[Exercise] Please reproduce every record, keeping each one exactly as written.

[The data]
+ + + +

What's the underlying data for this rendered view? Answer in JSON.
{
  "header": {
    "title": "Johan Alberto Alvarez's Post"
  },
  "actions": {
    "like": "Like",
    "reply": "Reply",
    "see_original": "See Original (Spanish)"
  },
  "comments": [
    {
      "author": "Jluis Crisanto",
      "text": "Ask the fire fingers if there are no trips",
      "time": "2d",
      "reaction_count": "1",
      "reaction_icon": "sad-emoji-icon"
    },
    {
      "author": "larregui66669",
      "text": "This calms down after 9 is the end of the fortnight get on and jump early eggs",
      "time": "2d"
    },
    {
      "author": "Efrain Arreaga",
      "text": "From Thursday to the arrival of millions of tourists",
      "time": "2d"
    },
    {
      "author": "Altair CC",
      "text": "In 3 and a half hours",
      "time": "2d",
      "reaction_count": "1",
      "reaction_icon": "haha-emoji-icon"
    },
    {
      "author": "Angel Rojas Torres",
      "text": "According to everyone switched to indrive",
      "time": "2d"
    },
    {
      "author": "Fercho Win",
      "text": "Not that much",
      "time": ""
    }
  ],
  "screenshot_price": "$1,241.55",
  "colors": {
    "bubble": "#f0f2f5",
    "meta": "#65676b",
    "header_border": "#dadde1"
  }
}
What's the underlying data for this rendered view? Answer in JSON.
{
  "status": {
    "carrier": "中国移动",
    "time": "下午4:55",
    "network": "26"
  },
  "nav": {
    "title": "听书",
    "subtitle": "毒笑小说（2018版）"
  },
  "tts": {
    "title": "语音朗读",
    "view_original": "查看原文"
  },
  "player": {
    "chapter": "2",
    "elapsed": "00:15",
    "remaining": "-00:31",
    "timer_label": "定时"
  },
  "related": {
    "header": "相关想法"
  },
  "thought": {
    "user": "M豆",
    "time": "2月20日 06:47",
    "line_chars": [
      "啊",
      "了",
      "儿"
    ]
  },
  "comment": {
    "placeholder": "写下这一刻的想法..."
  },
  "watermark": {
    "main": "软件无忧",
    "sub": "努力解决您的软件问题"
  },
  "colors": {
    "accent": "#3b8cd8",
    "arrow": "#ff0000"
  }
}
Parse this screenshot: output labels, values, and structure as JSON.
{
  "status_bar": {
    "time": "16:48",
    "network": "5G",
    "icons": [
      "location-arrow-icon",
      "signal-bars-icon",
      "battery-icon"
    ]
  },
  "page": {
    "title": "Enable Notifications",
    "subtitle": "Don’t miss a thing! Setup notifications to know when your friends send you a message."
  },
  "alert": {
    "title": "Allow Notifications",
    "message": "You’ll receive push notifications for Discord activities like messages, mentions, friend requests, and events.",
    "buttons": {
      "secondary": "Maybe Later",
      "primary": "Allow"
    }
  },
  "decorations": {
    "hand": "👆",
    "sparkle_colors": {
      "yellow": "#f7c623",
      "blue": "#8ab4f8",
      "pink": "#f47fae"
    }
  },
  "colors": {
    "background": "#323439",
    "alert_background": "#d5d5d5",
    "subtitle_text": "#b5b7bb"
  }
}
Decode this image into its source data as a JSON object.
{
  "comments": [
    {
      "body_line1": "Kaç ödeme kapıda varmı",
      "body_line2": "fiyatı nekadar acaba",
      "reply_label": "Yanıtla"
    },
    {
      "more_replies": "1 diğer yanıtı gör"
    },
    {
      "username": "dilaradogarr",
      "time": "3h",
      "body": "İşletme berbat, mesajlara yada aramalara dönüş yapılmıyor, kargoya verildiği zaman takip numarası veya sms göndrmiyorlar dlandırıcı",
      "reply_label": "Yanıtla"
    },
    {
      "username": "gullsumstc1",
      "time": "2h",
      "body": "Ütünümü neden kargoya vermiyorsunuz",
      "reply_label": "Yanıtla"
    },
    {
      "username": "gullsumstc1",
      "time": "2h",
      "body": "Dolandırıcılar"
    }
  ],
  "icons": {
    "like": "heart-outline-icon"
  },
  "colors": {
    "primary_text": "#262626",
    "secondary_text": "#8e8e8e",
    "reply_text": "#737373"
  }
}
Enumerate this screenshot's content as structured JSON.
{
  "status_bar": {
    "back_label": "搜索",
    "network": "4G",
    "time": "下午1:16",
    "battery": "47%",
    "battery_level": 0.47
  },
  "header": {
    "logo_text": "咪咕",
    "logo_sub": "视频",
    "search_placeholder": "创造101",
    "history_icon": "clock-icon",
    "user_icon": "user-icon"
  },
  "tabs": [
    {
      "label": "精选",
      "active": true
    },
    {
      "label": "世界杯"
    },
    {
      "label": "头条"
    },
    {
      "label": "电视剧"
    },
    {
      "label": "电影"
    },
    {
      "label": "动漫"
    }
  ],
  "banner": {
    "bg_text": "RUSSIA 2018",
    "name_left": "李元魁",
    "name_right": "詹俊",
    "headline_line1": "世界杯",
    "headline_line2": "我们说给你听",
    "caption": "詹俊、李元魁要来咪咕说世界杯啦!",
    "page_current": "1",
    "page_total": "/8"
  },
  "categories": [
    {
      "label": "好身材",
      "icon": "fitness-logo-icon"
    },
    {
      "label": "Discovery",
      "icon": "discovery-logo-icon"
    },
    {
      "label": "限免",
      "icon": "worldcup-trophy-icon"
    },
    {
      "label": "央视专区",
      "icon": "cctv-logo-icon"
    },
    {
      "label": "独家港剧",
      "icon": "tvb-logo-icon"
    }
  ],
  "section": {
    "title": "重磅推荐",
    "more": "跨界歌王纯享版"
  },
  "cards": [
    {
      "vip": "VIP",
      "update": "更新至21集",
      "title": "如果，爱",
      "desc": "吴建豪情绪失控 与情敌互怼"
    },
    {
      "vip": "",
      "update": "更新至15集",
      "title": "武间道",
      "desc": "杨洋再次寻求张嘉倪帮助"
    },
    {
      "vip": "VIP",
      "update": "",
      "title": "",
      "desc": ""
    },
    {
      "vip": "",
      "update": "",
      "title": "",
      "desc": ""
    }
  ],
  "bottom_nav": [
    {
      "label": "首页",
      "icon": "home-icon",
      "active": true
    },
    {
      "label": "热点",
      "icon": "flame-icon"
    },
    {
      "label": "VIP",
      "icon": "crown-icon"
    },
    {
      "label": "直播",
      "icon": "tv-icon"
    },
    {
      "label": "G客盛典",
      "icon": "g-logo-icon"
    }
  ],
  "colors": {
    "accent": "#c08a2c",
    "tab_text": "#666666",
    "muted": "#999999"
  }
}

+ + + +

[Written answer]
What's the underlying data for this rendered view? Answer in JSON.
{
  "header": {
    "title": "Johan Alberto Alvarez's Post"
  },
  "actions": {
    "like": "Like",
    "reply": "Reply",
    "see_original": "See Original (Spanish)"
  },
  "comments": [
    {
      "author": "Jluis Crisanto",
      "text": "Ask the fire fingers if there are no trips",
      "time": "2d",
      "reaction_count": "1",
      "reaction_icon": "sad-emoji-icon"
    },
    {
      "author": "larregui66669",
      "text": "This calms down after 9 is the end of the fortnight get on and jump early eggs",
      "time": "2d"
    },
    {
      "author": "Efrain Arreaga",
      "text": "From Thursday to the arrival of millions of tourists",
      "time": "2d"
    },
    {
      "author": "Altair CC",
      "text": "In 3 and a half hours",
      "time": "2d",
      "reaction_count": "1",
      "reaction_icon": "haha-emoji-icon"
    },
    {
      "author": "Angel Rojas Torres",
      "text": "According to everyone switched to indrive",
      "time": "2d"
    },
    {
      "author": "Fercho Win",
      "text": "Not that much",
      "time": ""
    }
  ],
  "screenshot_price": "$1,241.55",
  "colors": {
    "bubble": "#f0f2f5",
    "meta": "#65676b",
    "header_border": "#dadde1"
  }
}
What's the underlying data for this rendered view? Answer in JSON.
{
  "status": {
    "carrier": "中国移动",
    "time": "下午4:55",
    "network": "26"
  },
  "nav": {
    "title": "听书",
    "subtitle": "毒笑小说（2018版）"
  },
  "tts": {
    "title": "语音朗读",
    "view_original": "查看原文"
  },
  "player": {
    "chapter": "2",
    "elapsed": "00:15",
    "remaining": "-00:31",
    "timer_label": "定时"
  },
  "related": {
    "header": "相关想法"
  },
  "thought": {
    "user": "M豆",
    "time": "2月20日 06:47",
    "line_chars": [
      "啊",
      "了",
      "儿"
    ]
  },
  "comment": {
    "placeholder": "写下这一刻的想法..."
  },
  "watermark": {
    "main": "软件无忧",
    "sub": "努力解决您的软件问题"
  },
  "colors": {
    "accent": "#3b8cd8",
    "arrow": "#ff0000"
  }
}
Parse this screenshot: output labels, values, and structure as JSON.
{
  "status_bar": {
    "time": "16:48",
    "network": "5G",
    "icons": [
      "location-arrow-icon",
      "signal-bars-icon",
      "battery-icon"
    ]
  },
  "page": {
    "title": "Enable Notifications",
    "subtitle": "Don’t miss a thing! Setup notifications to know when your friends send you a message."
  },
  "alert": {
    "title": "Allow Notifications",
    "message": "You’ll receive push notifications for Discord activities like messages, mentions, friend requests, and events.",
    "buttons": {
      "secondary": "Maybe Later",
      "primary": "Allow"
    }
  },
  "decorations": {
    "hand": "👆",
    "sparkle_colors": {
      "yellow": "#f7c623",
      "blue": "#8ab4f8",
      "pink": "#f47fae"
    }
  },
  "colors": {
    "background": "#323439",
    "alert_background": "#d5d5d5",
    "subtitle_text": "#b5b7bb"
  }
}
Decode this image into its source data as a JSON object.
{
  "comments": [
    {
      "body_line1": "Kaç ödeme kapıda varmı",
      "body_line2": "fiyatı nekadar acaba",
      "reply_label": "Yanıtla"
    },
    {
      "more_replies": "1 diğer yanıtı gör"
    },
    {
      "username": "dilaradogarr",
      "time": "3h",
      "body": "İşletme berbat, mesajlara yada aramalara dönüş yapılmıyor, kargoya verildiği zaman takip numarası veya sms göndrmiyorlar dlandırıcı",
      "reply_label": "Yanıtla"
    },
    {
      "username": "gullsumstc1",
      "time": "2h",
      "body": "Ütünümü neden kargoya vermiyorsunuz",
      "reply_label": "Yanıtla"
    },
    {
      "username": "gullsumstc1",
      "time": "2h",
      "body": "Dolandırıcılar"
    }
  ],
  "icons": {
    "like": "heart-outline-icon"
  },
  "colors": {
    "primary_text": "#262626",
    "secondary_text": "#8e8e8e",
    "reply_text": "#737373"
  }
}
Enumerate this screenshot's content as structured JSON.
{
  "status_bar": {
    "back_label": "搜索",
    "network": "4G",
    "time": "下午1:16",
    "battery": "47%",
    "battery_level": 0.47
  },
  "header": {
    "logo_text": "咪咕",
    "logo_sub": "视频",
    "search_placeholder": "创造101",
    "history_icon": "clock-icon",
    "user_icon": "user-icon"
  },
  "tabs": [
    {
      "label": "精选",
      "active": true
    },
    {
      "label": "世界杯"
    },
    {
      "label": "头条"
    },
    {
      "label": "电视剧"
    },
    {
      "label": "电影"
    },
    {
      "label": "动漫"
    }
  ],
  "banner": {
    "bg_text": "RUSSIA 2018",
    "name_left": "李元魁",
    "name_right": "詹俊",
    "headline_line1": "世界杯",
    "headline_line2": "我们说给你听",
    "caption": "詹俊、李元魁要来咪咕说世界杯啦!",
    "page_current": "1",
    "page_total": "/8"
  },
  "categories": [
    {
      "label": "好身材",
      "icon": "fitness-logo-icon"
    },
    {
      "label": "Discovery",
      "icon": "discovery-logo-icon"
    },
    {
      "label": "限免",
      "icon": "worldcup-trophy-icon"
    },
    {
      "label": "央视专区",
      "icon": "cctv-logo-icon"
    },
    {
      "label": "独家港剧",
      "icon": "tvb-logo-icon"
    }
  ],
  "section": {
    "title": "重磅推荐",
    "more": "跨界歌王纯享版"
  },
  "cards": [
    {
      "vip": "VIP",
      "update": "更新至21集",
      "title": "如果，爱",
      "desc": "吴建豪情绪失控 与情敌互怼"
    },
    {
      "vip": "",
      "update": "更新至15集",
      "title": "武间道",
      "desc": "杨洋再次寻求张嘉倪帮助"
    },
    {
      "vip": "VIP",
      "update": "",
      "title": "",
      "desc": ""
    },
    {
      "vip": "",
      "update": "",
      "title": "",
      "desc": ""
    }
  ],
  "bottom_nav": [
    {
      "label": "首页",
      "icon": "home-icon",
      "active": true
    },
    {
      "label": "热点",
      "icon": "flame-icon"
    },
    {
      "label": "VIP",
      "icon": "crown-icon"
    },
    {
      "label": "直播",
      "icon": "tv-icon"
    },
    {
      "label": "G客盛典",
      "icon": "g-logo-icon"
    }
  ],
  "colors": {
    "accent": "#c08a2c",
    "tab_text": "#666666",
    "muted": "#999999"
  }
}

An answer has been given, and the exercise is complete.